Task description: Give the number of lines in these entries that contain the string "data", with no further comment.

Supplied records:
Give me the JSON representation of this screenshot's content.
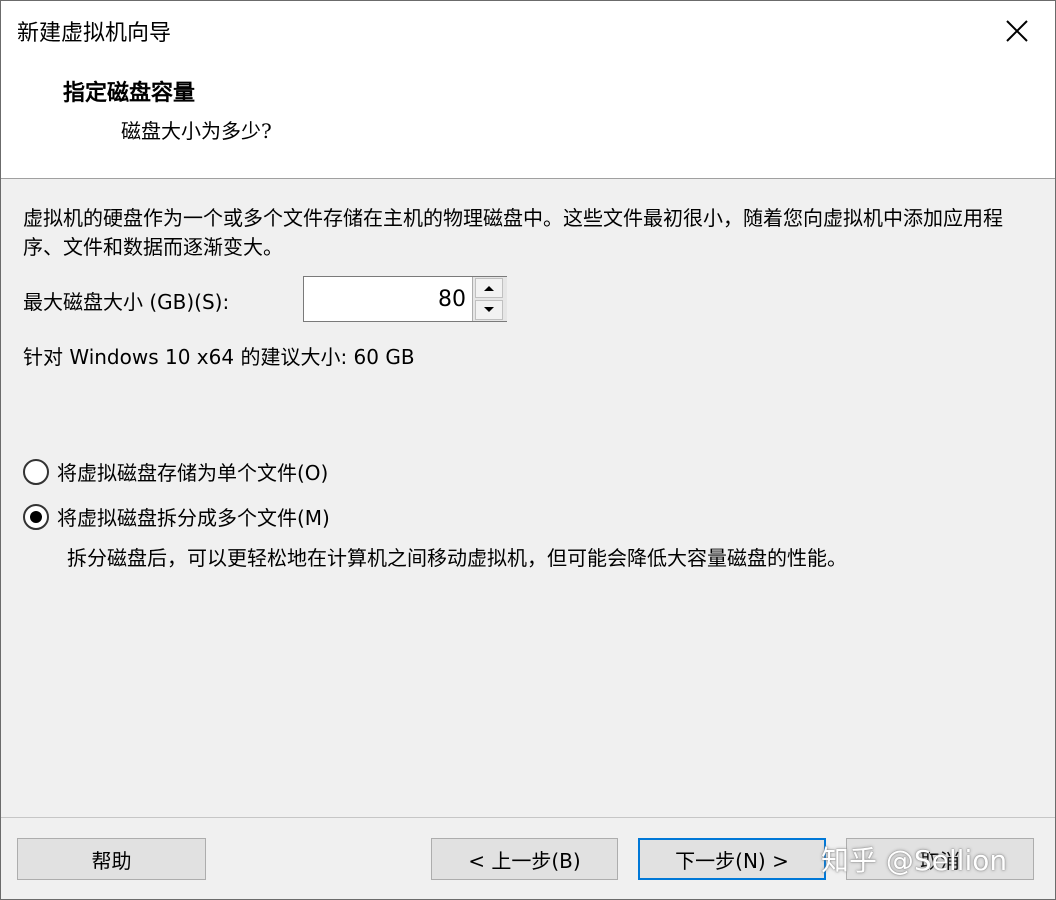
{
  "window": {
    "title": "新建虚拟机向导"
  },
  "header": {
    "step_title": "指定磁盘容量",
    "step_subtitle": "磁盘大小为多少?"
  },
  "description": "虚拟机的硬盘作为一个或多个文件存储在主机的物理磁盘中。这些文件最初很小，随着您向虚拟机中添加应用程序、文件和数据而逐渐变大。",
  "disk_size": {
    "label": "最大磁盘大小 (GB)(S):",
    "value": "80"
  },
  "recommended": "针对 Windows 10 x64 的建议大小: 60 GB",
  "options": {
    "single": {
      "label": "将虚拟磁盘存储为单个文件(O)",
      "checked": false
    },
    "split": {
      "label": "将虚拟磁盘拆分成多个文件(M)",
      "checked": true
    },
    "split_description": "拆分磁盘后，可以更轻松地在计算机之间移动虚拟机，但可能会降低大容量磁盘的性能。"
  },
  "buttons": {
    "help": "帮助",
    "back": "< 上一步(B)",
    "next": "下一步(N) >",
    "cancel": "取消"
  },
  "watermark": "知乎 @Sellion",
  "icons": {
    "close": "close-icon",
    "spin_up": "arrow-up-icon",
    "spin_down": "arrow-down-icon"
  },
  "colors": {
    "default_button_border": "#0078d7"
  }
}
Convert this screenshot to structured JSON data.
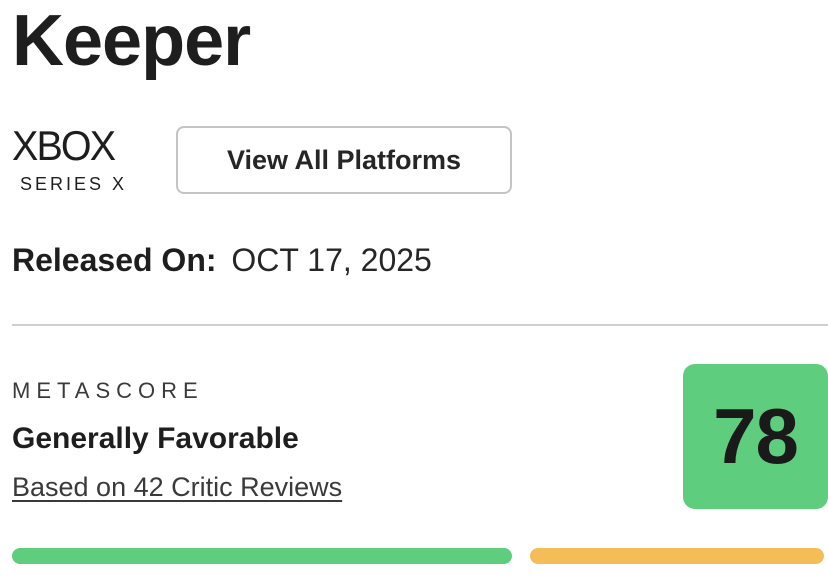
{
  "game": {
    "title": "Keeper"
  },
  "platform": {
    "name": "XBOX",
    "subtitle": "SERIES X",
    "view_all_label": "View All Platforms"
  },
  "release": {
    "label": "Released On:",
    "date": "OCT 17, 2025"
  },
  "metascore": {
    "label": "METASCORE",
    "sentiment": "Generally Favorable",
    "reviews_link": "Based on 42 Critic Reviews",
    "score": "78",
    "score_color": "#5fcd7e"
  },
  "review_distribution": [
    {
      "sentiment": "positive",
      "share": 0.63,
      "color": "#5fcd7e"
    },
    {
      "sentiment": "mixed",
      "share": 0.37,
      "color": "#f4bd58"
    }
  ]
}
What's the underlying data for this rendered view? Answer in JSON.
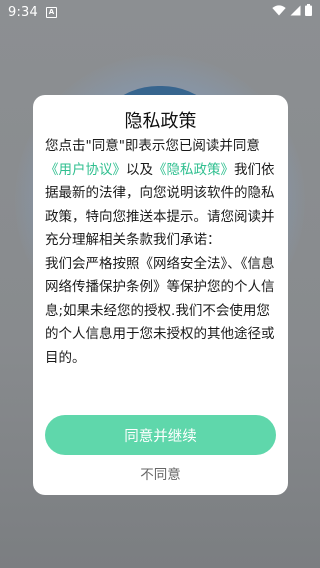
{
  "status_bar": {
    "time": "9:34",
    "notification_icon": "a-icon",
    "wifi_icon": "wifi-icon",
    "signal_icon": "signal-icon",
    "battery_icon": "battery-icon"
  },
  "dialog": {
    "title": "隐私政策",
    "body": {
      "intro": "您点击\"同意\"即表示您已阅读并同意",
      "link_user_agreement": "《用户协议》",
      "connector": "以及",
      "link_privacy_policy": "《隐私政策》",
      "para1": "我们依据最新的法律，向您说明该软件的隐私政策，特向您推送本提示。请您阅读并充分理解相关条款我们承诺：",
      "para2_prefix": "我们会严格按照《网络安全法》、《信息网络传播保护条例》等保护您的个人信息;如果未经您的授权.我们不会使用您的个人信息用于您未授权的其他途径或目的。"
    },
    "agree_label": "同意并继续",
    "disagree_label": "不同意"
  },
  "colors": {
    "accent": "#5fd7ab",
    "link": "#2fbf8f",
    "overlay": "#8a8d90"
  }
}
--
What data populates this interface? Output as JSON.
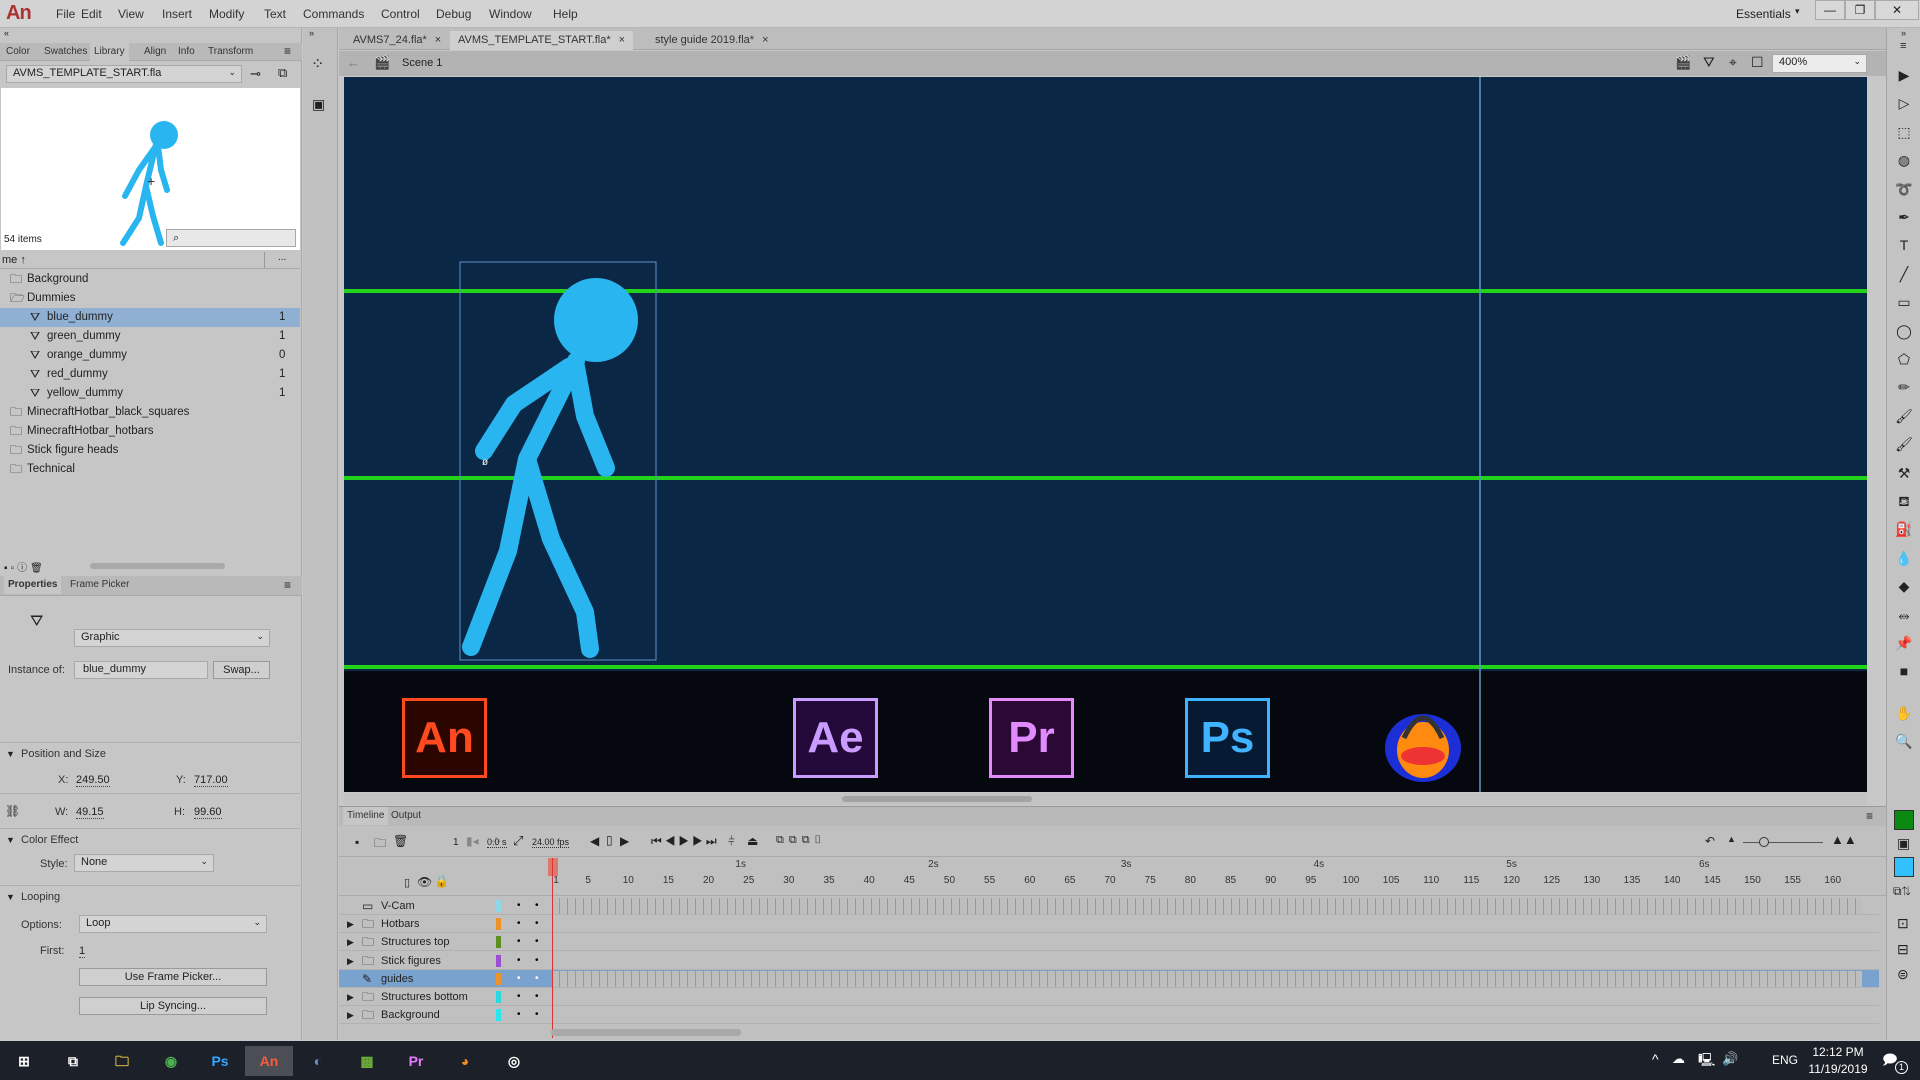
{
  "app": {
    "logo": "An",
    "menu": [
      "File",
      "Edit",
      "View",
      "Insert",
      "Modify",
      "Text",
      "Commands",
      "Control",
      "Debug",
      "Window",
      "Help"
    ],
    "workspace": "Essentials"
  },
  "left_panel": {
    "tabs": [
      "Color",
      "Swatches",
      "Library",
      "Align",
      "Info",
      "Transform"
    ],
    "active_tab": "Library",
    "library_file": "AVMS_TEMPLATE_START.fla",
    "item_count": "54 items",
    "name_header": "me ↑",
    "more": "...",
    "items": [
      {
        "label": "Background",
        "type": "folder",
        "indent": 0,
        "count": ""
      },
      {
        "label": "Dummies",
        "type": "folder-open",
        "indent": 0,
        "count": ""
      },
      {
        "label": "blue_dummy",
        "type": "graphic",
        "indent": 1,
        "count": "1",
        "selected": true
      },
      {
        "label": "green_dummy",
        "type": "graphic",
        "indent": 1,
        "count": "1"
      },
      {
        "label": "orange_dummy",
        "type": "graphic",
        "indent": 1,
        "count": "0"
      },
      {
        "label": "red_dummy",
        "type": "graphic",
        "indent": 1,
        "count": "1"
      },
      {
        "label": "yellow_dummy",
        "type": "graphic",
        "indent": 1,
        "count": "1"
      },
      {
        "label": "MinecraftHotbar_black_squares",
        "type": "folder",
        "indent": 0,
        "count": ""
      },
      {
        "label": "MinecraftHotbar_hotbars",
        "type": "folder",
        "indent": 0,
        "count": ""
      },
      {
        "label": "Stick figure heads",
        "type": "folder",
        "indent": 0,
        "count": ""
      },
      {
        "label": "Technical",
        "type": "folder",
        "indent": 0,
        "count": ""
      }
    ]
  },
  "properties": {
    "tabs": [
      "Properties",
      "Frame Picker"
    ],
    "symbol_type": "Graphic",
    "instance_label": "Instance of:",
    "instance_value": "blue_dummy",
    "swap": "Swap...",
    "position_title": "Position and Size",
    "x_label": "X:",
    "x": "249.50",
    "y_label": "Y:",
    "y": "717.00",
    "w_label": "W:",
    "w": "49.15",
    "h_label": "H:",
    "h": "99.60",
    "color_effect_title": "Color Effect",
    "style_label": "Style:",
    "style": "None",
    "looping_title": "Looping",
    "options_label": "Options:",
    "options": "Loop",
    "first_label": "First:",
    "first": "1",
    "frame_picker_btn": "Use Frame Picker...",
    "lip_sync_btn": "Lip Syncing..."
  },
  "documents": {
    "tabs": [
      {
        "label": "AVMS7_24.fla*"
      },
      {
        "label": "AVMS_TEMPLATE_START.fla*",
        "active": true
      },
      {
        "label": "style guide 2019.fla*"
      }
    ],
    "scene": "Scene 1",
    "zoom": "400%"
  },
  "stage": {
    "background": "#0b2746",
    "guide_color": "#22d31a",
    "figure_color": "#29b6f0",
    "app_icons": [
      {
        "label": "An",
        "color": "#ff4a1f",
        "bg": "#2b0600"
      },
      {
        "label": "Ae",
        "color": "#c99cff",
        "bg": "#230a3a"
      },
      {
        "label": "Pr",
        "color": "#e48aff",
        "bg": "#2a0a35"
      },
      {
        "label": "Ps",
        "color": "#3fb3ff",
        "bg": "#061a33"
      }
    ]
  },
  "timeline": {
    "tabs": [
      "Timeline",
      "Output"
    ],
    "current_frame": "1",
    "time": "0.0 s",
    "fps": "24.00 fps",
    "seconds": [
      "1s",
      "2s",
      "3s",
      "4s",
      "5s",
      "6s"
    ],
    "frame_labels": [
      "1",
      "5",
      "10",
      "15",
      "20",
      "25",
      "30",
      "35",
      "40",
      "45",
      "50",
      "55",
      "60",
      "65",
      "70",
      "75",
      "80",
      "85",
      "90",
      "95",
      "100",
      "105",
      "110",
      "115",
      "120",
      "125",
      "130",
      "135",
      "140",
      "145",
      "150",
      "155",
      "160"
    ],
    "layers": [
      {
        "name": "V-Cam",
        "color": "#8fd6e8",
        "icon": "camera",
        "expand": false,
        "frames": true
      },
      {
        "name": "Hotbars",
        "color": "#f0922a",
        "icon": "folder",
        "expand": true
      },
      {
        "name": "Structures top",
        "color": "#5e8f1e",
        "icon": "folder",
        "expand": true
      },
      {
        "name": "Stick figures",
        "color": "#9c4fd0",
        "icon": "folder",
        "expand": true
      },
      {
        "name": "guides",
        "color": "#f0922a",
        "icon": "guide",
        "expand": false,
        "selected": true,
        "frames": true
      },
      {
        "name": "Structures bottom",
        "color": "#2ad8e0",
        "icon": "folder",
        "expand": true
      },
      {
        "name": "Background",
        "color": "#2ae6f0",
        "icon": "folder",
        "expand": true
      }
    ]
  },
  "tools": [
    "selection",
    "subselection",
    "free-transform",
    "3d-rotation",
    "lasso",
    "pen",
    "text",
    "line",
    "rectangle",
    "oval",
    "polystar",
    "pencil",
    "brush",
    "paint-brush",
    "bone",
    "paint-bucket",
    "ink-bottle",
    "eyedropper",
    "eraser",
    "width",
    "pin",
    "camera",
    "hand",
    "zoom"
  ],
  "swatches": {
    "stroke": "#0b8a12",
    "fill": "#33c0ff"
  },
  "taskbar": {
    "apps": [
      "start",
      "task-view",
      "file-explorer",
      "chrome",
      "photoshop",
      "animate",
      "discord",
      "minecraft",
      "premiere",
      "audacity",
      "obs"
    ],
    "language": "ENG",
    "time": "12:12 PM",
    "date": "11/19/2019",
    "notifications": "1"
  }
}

Response for this exercise: 3